The Perspective
Dr. Lawrence Sands

Local volunteer receives national recognition

Susan Vondracek, a licensed veterinary technician, received national recognition from the Medical Reserve Corps (MRC) for her response efforts during the Christmastime flooding in Mesquite and the avalanche warnings on Mt. Charleston.

The Outstanding MRC Responder award honors volunteers who have played an instrumental role in responding to a disaster or public health emergency, and Susan’s work with emergency management personnel and animal control staff to help displaced pets during the emergency made her a prime candidate.

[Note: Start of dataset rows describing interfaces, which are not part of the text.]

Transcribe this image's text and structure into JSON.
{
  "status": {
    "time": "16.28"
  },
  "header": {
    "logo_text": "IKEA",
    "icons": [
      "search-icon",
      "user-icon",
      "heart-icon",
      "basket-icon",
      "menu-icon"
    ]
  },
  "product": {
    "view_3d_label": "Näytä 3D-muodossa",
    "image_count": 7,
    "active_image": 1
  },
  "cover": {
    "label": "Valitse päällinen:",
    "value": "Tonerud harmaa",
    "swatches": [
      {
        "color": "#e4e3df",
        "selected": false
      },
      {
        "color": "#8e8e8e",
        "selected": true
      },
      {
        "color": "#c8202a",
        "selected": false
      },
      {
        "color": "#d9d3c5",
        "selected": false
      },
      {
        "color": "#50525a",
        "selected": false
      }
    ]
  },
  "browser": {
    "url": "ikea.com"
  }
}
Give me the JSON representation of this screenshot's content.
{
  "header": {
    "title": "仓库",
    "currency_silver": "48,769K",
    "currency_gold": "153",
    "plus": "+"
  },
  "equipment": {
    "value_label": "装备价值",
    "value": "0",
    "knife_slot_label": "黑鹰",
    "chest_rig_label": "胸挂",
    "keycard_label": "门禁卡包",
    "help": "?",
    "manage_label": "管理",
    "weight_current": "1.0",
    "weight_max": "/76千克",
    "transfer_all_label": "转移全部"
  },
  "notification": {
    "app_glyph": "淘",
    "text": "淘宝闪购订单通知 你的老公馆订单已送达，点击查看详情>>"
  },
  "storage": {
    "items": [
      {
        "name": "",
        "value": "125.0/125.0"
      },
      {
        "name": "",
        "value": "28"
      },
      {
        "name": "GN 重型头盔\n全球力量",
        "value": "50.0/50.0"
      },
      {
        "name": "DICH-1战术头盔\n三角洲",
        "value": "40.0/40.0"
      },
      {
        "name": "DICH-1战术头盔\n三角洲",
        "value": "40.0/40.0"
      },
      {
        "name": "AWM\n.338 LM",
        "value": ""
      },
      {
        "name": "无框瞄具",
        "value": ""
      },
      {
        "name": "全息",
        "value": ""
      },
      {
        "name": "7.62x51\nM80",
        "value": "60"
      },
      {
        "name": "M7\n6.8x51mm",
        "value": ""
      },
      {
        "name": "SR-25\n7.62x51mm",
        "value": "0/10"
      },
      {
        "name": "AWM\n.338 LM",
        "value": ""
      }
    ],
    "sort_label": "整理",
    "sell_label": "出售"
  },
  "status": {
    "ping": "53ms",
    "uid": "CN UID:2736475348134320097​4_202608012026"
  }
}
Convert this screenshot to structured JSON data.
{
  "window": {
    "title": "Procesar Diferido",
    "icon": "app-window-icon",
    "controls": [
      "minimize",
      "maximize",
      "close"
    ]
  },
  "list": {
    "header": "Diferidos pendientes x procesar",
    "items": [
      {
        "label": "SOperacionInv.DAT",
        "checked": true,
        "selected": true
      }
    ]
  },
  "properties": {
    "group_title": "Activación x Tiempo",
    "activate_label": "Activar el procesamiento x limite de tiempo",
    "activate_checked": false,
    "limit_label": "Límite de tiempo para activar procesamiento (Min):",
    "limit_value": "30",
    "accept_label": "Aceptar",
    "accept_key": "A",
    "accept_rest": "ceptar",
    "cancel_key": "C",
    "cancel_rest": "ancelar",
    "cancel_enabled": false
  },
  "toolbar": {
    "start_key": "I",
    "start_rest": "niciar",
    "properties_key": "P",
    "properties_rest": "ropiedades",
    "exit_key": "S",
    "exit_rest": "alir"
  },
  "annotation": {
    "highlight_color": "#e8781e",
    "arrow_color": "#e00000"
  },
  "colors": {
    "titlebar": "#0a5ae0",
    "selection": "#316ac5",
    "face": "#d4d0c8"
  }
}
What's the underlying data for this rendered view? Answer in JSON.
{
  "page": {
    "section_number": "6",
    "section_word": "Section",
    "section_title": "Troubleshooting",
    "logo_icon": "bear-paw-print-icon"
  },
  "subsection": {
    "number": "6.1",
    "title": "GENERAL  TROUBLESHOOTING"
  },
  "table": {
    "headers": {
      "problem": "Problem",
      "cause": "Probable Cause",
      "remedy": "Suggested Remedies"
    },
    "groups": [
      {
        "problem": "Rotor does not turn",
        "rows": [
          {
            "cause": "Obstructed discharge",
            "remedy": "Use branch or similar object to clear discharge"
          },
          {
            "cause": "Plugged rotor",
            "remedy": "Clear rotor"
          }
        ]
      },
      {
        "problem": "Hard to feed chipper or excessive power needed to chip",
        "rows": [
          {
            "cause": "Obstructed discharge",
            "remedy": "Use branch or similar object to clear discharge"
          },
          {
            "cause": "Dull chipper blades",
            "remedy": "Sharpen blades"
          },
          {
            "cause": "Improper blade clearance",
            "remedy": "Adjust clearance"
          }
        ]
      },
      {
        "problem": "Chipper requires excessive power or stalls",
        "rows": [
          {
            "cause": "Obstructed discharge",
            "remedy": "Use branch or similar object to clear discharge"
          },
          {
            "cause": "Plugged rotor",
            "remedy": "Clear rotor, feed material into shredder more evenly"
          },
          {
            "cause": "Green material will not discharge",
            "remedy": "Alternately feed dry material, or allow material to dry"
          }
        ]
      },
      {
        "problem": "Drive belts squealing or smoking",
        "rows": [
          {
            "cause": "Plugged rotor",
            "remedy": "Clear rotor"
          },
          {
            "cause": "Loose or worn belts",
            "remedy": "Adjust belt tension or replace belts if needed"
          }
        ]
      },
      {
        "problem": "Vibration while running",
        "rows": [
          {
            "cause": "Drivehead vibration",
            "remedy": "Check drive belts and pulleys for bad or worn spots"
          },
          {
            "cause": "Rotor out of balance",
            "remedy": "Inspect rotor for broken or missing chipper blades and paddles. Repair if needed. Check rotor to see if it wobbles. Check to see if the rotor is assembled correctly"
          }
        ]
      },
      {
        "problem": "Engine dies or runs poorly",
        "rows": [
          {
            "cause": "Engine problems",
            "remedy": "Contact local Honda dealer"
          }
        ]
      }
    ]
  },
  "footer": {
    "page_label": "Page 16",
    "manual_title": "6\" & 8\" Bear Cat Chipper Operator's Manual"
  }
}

“Within one hour of receiving a request for veterinary volunteers to assist in staffing a mobile pet shelter in response to severe flooding, Susan was ready to travel the 80 miles in torrential rain to assist,” said Paula Martel, MRC coordinator. “She quickly and efficiently prepared the mobile pet clinic to receive pets of flood victim evacuees, who were co-located in the American Red Cross shelter.

Animal control officers depended on Susan to manage the shelter while they provided search and rescue or other missions. Two days later, Susan staffed the mobile pet shelter when it was moved to accept the pets of evacuees of a mountain area that was without power and under an avalanche warning.”

During an interview, Susan talked about her community involvement and her affinity towards four-legged creatures.

Question: How long have you been a volunteer with MRC?

SV: About five years. I learned about MRC when I attended a preparedness exercise that offered free microchipping. There was a small veterinary component when I first joined, but it has since grown. Much of the recruiting is word of mouth.

The people involved with MRC make all the difference in the world. Their passion is contagious. The MRC staff and Dr. Pennell, the founding member of the veterinary group, are mentors to me.

How often do you volunteer with the MRC?

SV: I attend several events a year. Of course, I prefer to attend those involving pets. We have a pet preparedness display and distribute educational information about caring for pets during a disaster.

In 2010, I received the first-ever distress call for vet assistance. There was flooding in Mesquite and avalanche threats at Mount Charleston. After animal control established a mobile shelter for displaced animals, I tended to the shelter while they responded to calls.

Is this the event for which you were nominated?

SV: Yes. My first time responding, and I receive an award.

What was your response when you received word about the award?

SV: I thought Paula was joking. When I finally realized she was serious, I felt horrible because I couldn’t attend the ceremony. I was not prepared to receive an award for being prepared!

How long have you been working with animals?

SV: Since I was 16 years old. I started working as a kennel assistant for a small rural veterinary practice. Eventually, I was cross-trained in other functions, and then sought out formal training years later.

You obviously love animals. Do you have any at home?

SV: I have a “zoo” at home. All of the animals have come through animal control, unclaimed by their owners. My plethora of critters includes dogs, lizards, tarantulas, a cat, geckos, a California King snake and fire belly toads.

Since you have seen so many pets go through animal control, what advice do you have for potential pet owners?

SV: Educate yourself about whatever pet you want to get, especially the exotic animals. Some people don’t realize that a $10 gecko requires a large tank with a heating element for a long, healthy life. Or, someone may love Dalmatians because they are so pretty—not realizing that they are high energy dogs that require a lot of activity and attention.

Once you decide what type of animal is best suited for your lifestyle, be sure to visit the shelters first. Many people don’t realize that the shelters have more than just dogs and cats; they also take in birds, rodents, rabbits, guinea pigs and more.

For what other agencies do you volunteer?

SV: I help out at the coroner’s office since they have limited staffing, and I ride-along with animal control to “shadow” them and help out when needed.

Diet Myth 1

The Medical Reserve Corps of Southern Nevada (MRC) is a volunteer organization of active, inactive and retired health care or veterinary professionals and others who can be rapidly mobilized to strengthen our medical response capability during large-scale local emergencies. Members of MRC are pre-identified and prepared to respond to small public health events or large-scale emergencies. They also provide first aid, blood pressure checks and educational outreach during community events. For more information, go to

Table of Contents | Read Next Story | Subscribe

The Perspective Footer